  • Unusually bad odor from litter boxes
  • Dull, rough fur

Cats that are given FortiFlora are also said to have a generally improved appearance, have more energy, and are overall healthier-looking than before they started taking the supplement.

While there are no known side effects of FortiFlora, it does contain animal digest as part of the ingredient list. Animal digest is a concern to some pet owners as, according to the Association of American Feed Control Officials, it’s “material which results from chemical and/or enzymatic hydrolysis of clean and undecomposed animal tissue. That animals tissues used shall be exclusive of hair, horns, teeth, hooves, and feathers, except in such trace amounts as might occur unavoidably in good factory practice and shall be suitable for animal feed.

This means that unknown animal pieces will be in FortiFlora, a concern for those that want to know exactly what their pet is eating, or want to give their pet a vegetarian diet.

While animal digest won’t cause any issues or side effects, it is important for cat owners to know that it is found in FortiFlora.

Administering FortiFlora

FortiFlora for CatsFortiFlora comes in small packets, usually 30 to a package; each small packet contains about a half teaspoon of FortiFlora. The typical dosage calls for just one package to be sprinkled over your cat’s food, although larger cats might require more and other cats might need less. It’s for this reason that if you’re going to give your cat FortiFlora, you must speak to your vet to determine the right amount for your cat. Also, if your cat has any condition that is currently compromising your cat’s immune system, your vet may want you to stop administering FortiFlora, or wait until your cat is better to start them on it.

Some cats will eat FortiFlora along with their regular food willingly, while others may balk at the taste and smell of it. Those that mix FortiFlora in with their cat’s wet food seem to have better success administering FortiFlora than those who simply just sprinkle it over top of dry food.

Just like any probiotic, FortiFlora for cats can take some time to start working, so don’t be concerned if you don’t see changes in your pet right away. While minor improvements might be observed during the first few days, you’ll really start to see the full effects of FortiFlora after your cat has been on it for a week or two.


 


The following two tabs change content below.
Kate Elliott

Kate Elliott

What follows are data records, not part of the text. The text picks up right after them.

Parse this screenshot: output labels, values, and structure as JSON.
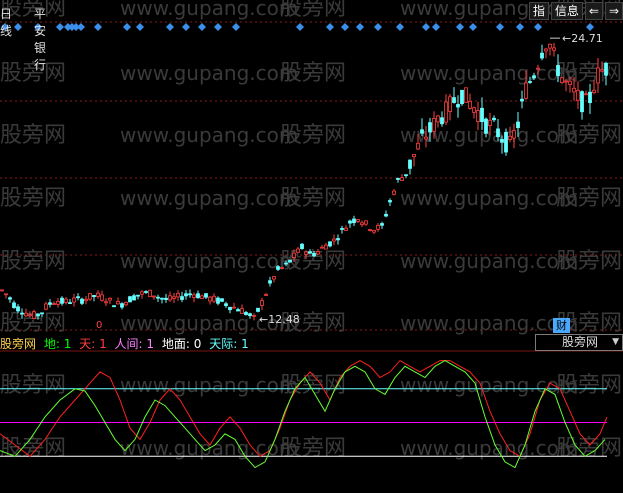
{
  "header": {
    "period": "日线",
    "stock_name": "平安银行",
    "buttons": [
      "指",
      "信息",
      "⇐",
      "⇒"
    ]
  },
  "price_annotations": {
    "high": "24.71",
    "low": "12.48"
  },
  "watermark": {
    "cn": "股旁网",
    "url": "www.gupang.com"
  },
  "indicator": {
    "name": "股旁网",
    "params": [
      {
        "label": "地:",
        "value": "1",
        "color": "#00ff00"
      },
      {
        "label": "天:",
        "value": "1",
        "color": "#ff4040"
      },
      {
        "label": "人间:",
        "value": "1",
        "color": "#ff80ff"
      },
      {
        "label": "地面:",
        "value": "0",
        "color": "#ffffff"
      },
      {
        "label": "天际:",
        "value": "1",
        "color": "#66ffff"
      }
    ],
    "selector_value": "股旁网",
    "badge": "财",
    "marker_zero": "0"
  },
  "colors": {
    "up": "#ff4040",
    "down": "#66ffff",
    "diamond": "#3b8eea",
    "grid": "#8b1a1a",
    "sky_line": "#66ffff",
    "human_line": "#ff00ff",
    "ground_line": "#ffffff",
    "osc_red": "#ff2020",
    "osc_green": "#66ff33"
  },
  "chart_data": [
    {
      "type": "candlestick",
      "title": "",
      "ylim": [
        12.0,
        25.5
      ],
      "annotated_high": 24.71,
      "annotated_low": 12.48,
      "close_path": [
        [
          0,
          13.8
        ],
        [
          8,
          13.5
        ],
        [
          16,
          13.0
        ],
        [
          24,
          12.8
        ],
        [
          32,
          12.6
        ],
        [
          40,
          12.7
        ],
        [
          48,
          13.1
        ],
        [
          56,
          13.3
        ],
        [
          64,
          13.2
        ],
        [
          72,
          13.3
        ],
        [
          80,
          13.3
        ],
        [
          88,
          13.4
        ],
        [
          96,
          13.5
        ],
        [
          104,
          13.4
        ],
        [
          112,
          13.2
        ],
        [
          120,
          13.1
        ],
        [
          128,
          13.3
        ],
        [
          136,
          13.5
        ],
        [
          144,
          13.6
        ],
        [
          152,
          13.6
        ],
        [
          160,
          13.4
        ],
        [
          168,
          13.3
        ],
        [
          176,
          13.4
        ],
        [
          184,
          13.5
        ],
        [
          192,
          13.6
        ],
        [
          200,
          13.5
        ],
        [
          208,
          13.4
        ],
        [
          216,
          13.3
        ],
        [
          224,
          13.2
        ],
        [
          232,
          13.0
        ],
        [
          240,
          12.9
        ],
        [
          248,
          12.7
        ],
        [
          254,
          12.48
        ],
        [
          262,
          13.2
        ],
        [
          270,
          14.0
        ],
        [
          278,
          14.6
        ],
        [
          286,
          14.8
        ],
        [
          294,
          15.2
        ],
        [
          302,
          15.6
        ],
        [
          310,
          15.3
        ],
        [
          318,
          15.4
        ],
        [
          326,
          15.7
        ],
        [
          334,
          15.9
        ],
        [
          342,
          16.3
        ],
        [
          350,
          16.7
        ],
        [
          358,
          16.9
        ],
        [
          366,
          16.6
        ],
        [
          374,
          16.4
        ],
        [
          382,
          16.5
        ],
        [
          390,
          17.6
        ],
        [
          398,
          18.5
        ],
        [
          406,
          18.8
        ],
        [
          414,
          19.6
        ],
        [
          422,
          20.3
        ],
        [
          430,
          20.7
        ],
        [
          438,
          21.2
        ],
        [
          446,
          21.5
        ],
        [
          454,
          22.0
        ],
        [
          462,
          22.3
        ],
        [
          470,
          21.9
        ],
        [
          478,
          21.5
        ],
        [
          486,
          21.0
        ],
        [
          494,
          20.8
        ],
        [
          502,
          20.4
        ],
        [
          510,
          20.0
        ],
        [
          518,
          21.0
        ],
        [
          526,
          22.5
        ],
        [
          534,
          23.2
        ],
        [
          542,
          24.2
        ],
        [
          548,
          24.71
        ],
        [
          556,
          23.6
        ],
        [
          564,
          22.8
        ],
        [
          572,
          22.4
        ],
        [
          580,
          22.0
        ],
        [
          588,
          21.8
        ],
        [
          596,
          23.0
        ],
        [
          604,
          23.4
        ]
      ]
    },
    {
      "type": "line",
      "title": "",
      "ylim": [
        -10,
        110
      ],
      "reference_lines": [
        {
          "name": "天际",
          "value": 80
        },
        {
          "name": "人间",
          "value": 50
        },
        {
          "name": "地面",
          "value": 20
        }
      ],
      "series": [
        {
          "name": "天",
          "points": [
            [
              0,
              40
            ],
            [
              15,
              30
            ],
            [
              30,
              20
            ],
            [
              45,
              35
            ],
            [
              60,
              55
            ],
            [
              75,
              70
            ],
            [
              90,
              85
            ],
            [
              100,
              95
            ],
            [
              110,
              90
            ],
            [
              120,
              70
            ],
            [
              130,
              45
            ],
            [
              140,
              35
            ],
            [
              150,
              50
            ],
            [
              160,
              70
            ],
            [
              170,
              80
            ],
            [
              180,
              70
            ],
            [
              190,
              55
            ],
            [
              200,
              40
            ],
            [
              210,
              30
            ],
            [
              220,
              45
            ],
            [
              230,
              55
            ],
            [
              240,
              45
            ],
            [
              250,
              30
            ],
            [
              260,
              20
            ],
            [
              270,
              25
            ],
            [
              280,
              45
            ],
            [
              290,
              70
            ],
            [
              300,
              85
            ],
            [
              310,
              95
            ],
            [
              320,
              85
            ],
            [
              330,
              70
            ],
            [
              340,
              90
            ],
            [
              350,
              100
            ],
            [
              360,
              105
            ],
            [
              370,
              100
            ],
            [
              380,
              90
            ],
            [
              390,
              95
            ],
            [
              400,
              105
            ],
            [
              410,
              100
            ],
            [
              420,
              95
            ],
            [
              430,
              100
            ],
            [
              440,
              105
            ],
            [
              450,
              105
            ],
            [
              460,
              100
            ],
            [
              470,
              95
            ],
            [
              480,
              85
            ],
            [
              490,
              60
            ],
            [
              500,
              40
            ],
            [
              510,
              25
            ],
            [
              520,
              20
            ],
            [
              530,
              40
            ],
            [
              540,
              70
            ],
            [
              550,
              85
            ],
            [
              560,
              80
            ],
            [
              570,
              60
            ],
            [
              580,
              40
            ],
            [
              590,
              30
            ],
            [
              600,
              40
            ],
            [
              607,
              55
            ]
          ]
        },
        {
          "name": "地",
          "points": [
            [
              0,
              25
            ],
            [
              15,
              20
            ],
            [
              30,
              35
            ],
            [
              45,
              55
            ],
            [
              60,
              70
            ],
            [
              75,
              80
            ],
            [
              85,
              78
            ],
            [
              95,
              65
            ],
            [
              105,
              50
            ],
            [
              115,
              35
            ],
            [
              125,
              25
            ],
            [
              135,
              35
            ],
            [
              145,
              55
            ],
            [
              155,
              70
            ],
            [
              165,
              65
            ],
            [
              175,
              55
            ],
            [
              185,
              45
            ],
            [
              195,
              35
            ],
            [
              205,
              25
            ],
            [
              215,
              30
            ],
            [
              225,
              40
            ],
            [
              235,
              35
            ],
            [
              245,
              20
            ],
            [
              255,
              10
            ],
            [
              265,
              15
            ],
            [
              275,
              35
            ],
            [
              285,
              60
            ],
            [
              295,
              80
            ],
            [
              305,
              90
            ],
            [
              315,
              75
            ],
            [
              325,
              60
            ],
            [
              335,
              80
            ],
            [
              345,
              95
            ],
            [
              355,
              100
            ],
            [
              365,
              95
            ],
            [
              375,
              80
            ],
            [
              385,
              75
            ],
            [
              395,
              90
            ],
            [
              405,
              100
            ],
            [
              415,
              95
            ],
            [
              425,
              90
            ],
            [
              435,
              100
            ],
            [
              445,
              105
            ],
            [
              455,
              100
            ],
            [
              465,
              95
            ],
            [
              475,
              85
            ],
            [
              485,
              55
            ],
            [
              495,
              30
            ],
            [
              505,
              15
            ],
            [
              515,
              10
            ],
            [
              525,
              30
            ],
            [
              535,
              60
            ],
            [
              545,
              80
            ],
            [
              555,
              75
            ],
            [
              565,
              50
            ],
            [
              575,
              30
            ],
            [
              585,
              20
            ],
            [
              595,
              25
            ],
            [
              605,
              35
            ]
          ]
        }
      ]
    }
  ]
}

Kate Elliott has been a freelance content writer for the past 8 years, and has written creatively her entire life. In addition to her online work, she has written a fiction novel, as well as had poetry published in the “Songs of the Heart” collection. A lover of animals since she was young, she’s also always had a dog by her side. Currently her best friend is a 13-year-old German Shepherd named Chewy.

Kate Elliott

Latest posts by Kate Elliott (see all)

Share this post
  , ,


3 thoughts on “Fortiflora for Cats

  1. A vegetarian diet is mentioned but cats Must Not be put on vegetarian diets! They are Obligate Carnivores. Please clarify this in the article! If the taurine in Fortiflora can replace the required meat, then deciding not to use Fortiflora because of the meat would still leave the cat without the required taurine and the cat would sicken and die! Thank you.

    • Well said, I was taking this article seriously until I read that about cats on vegetarian diets. That’s just plain neglect/abuse. Humans fine, cats NO!

  2. My cat is one year old, a Ragdoll and weighs almost 12 lbs. He has been checked by our vet and they find no reason for “Sunny” to have diarhea and suggest using Fortiflora. So he is getting one packet per day and has no problem eating it mixed with his canned food. However, he still gets soft stools. Can I safely give him one pkg. In the am and one pkg. again in his evening meal.? Or is that too much? Help..

Leave a Reply

Your email address will not be published. Required fields are marked *

5 × 1 =

Pin It on Pinterest

Share If You Care

Please help other pets by sharing this post!

Shares